Don’t layer up like a Michelin Man. Dress to be somewhat cold initially, with assurance you’ll warm up once riding. A synthetic or wool base layer wicks moisture from your body, while a shell jacket and pants, like the Pearl Izumi’s Barrier WxB repel moisture from the outside. And careful not to skimp on gloves, arguably your most important winter riding accessory. We like Scott Winter Gloves (call us to order, now in stock!). They’re warm, reflective, and offer finger dexterity for braking, shifting, and touchscreens.
Light the Way
Here at Oregon E-Bikes, it’s often dark on both ends of our winter commutes. But we don’t ride by braille, we simply strap the Knog Blinder Road 400 light to our bars, and the Blinder Road R70 to our seatposts. For added safety and flair, slap the Nite Ize Slap It LED wrap around your right pant leg to keep your trousers clean and motorists steering clear.

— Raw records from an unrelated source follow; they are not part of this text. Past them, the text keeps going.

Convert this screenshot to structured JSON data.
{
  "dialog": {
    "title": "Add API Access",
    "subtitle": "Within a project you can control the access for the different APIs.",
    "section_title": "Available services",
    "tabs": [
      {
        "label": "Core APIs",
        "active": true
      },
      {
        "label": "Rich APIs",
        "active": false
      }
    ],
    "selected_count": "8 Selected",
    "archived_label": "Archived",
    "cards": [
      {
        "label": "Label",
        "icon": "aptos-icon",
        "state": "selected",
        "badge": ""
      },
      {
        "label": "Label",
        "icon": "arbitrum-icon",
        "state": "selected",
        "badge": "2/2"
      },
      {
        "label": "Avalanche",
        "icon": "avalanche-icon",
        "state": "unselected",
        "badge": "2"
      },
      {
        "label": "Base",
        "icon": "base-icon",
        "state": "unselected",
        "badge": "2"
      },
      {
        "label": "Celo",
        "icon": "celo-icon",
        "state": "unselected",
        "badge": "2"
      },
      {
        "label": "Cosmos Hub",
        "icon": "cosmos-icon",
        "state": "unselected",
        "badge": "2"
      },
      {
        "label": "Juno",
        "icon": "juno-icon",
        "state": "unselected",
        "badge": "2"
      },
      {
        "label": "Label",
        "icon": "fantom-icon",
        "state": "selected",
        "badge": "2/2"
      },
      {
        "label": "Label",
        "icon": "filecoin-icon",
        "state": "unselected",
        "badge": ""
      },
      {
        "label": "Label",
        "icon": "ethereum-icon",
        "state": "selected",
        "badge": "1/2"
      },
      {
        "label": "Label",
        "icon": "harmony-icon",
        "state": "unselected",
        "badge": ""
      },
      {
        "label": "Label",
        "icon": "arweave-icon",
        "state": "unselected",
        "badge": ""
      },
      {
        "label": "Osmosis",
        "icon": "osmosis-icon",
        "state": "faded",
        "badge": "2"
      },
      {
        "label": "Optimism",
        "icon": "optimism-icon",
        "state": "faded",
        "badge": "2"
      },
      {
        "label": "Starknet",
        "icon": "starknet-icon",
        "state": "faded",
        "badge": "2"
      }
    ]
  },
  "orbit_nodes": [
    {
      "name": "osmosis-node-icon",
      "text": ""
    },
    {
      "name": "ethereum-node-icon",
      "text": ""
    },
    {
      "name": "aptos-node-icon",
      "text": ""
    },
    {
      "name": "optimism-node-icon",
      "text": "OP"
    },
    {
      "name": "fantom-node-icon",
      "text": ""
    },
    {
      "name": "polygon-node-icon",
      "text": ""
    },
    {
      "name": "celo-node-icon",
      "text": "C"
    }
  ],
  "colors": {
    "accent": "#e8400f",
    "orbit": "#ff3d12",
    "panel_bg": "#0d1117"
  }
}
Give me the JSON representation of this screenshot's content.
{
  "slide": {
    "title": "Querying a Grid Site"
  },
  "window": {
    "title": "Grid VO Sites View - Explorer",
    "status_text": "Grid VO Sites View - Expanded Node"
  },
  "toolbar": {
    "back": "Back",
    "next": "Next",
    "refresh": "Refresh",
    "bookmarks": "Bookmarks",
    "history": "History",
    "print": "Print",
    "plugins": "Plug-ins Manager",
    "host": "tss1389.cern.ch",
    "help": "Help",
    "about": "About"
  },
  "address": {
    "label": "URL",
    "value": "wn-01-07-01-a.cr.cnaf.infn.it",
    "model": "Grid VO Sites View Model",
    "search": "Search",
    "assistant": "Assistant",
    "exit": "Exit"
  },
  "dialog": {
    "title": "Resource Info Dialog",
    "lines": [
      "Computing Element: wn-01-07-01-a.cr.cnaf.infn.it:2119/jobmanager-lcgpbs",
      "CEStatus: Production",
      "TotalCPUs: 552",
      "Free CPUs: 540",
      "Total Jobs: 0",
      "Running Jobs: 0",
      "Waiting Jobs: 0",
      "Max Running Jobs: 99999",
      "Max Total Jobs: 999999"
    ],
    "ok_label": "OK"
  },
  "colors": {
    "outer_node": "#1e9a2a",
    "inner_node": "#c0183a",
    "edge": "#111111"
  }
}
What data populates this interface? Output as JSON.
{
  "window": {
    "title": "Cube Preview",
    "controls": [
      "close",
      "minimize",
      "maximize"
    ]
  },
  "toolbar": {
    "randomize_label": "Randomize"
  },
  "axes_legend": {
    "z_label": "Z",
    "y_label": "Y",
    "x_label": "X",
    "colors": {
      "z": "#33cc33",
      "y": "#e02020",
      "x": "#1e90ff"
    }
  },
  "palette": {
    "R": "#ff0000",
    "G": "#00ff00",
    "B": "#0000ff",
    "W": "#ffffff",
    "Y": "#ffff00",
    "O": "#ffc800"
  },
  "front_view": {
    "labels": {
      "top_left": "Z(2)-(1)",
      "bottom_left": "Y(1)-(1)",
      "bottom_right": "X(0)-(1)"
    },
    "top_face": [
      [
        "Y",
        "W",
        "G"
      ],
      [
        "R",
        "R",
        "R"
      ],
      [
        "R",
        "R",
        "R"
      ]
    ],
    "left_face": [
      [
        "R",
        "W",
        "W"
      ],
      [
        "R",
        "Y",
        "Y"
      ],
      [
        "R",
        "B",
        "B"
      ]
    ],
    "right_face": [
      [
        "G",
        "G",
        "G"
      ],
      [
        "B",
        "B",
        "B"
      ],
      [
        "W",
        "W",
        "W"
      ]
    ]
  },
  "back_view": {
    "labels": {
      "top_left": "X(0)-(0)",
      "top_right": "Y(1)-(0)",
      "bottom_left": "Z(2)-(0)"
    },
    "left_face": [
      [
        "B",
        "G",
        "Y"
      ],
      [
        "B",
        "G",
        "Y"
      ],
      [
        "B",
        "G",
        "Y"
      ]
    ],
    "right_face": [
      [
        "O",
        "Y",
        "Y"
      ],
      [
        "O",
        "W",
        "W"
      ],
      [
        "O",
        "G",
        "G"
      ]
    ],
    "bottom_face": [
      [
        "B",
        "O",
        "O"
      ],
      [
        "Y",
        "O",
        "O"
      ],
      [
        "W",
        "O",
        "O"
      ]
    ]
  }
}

The more visible you are, the more confident you’ll feel — a big deal in stoking your fire for winter riding.
Of all the aftermarket bike accessories available, we’ve found fenders, winter-specific tires, and waterproof cargo bags to have the biggest impact on riding in the cold. Fenders like Muckynutz Fat Face Fender keep mud and road grime off your bike, you, and your suspension forks. The latter preserves a smooth ride. Tires such as the Continental Top Contact Winter II keep you upright even when the blacktop turns white. And a pannier bag, likeBanjo Brothers Waterproof Pannier, keeps your groceries or extra layers dry.
Winterizing Your E-Bike
To keep your e-bike running efficiently, bring your battery and head display unit inside when not in use. Lithium Ion batteries don’t like to be cold, and will discharge at a much quicker rate in temperatures below 40 F. Also, store your e-bike in the garage or covered area if possible. Big temperature swings promote condensation in your cables, bearings, and other vulnerable areas. If you’re not able to stow your e-bike inside, note that cold temps affect liquids in your bike like tire sealant and lube, as well tire pressures. Before heading out, give your e-bike a quick pre-ride inspection. Roadside repairs in the wet are especially unpleasant. Our last bit of advice, ride happy! It might not be 75 and sunny, but you’re on a bike!
Dan Bye is Oregon E-Bike’s chief mechanic. With help from his dad, he built his first mountain bike in fourth grade. He’s been spinning wrenches officially for eight years as a DT Swiss certified wheelbuilder as well as United Bicycle Institute certified suspension technician.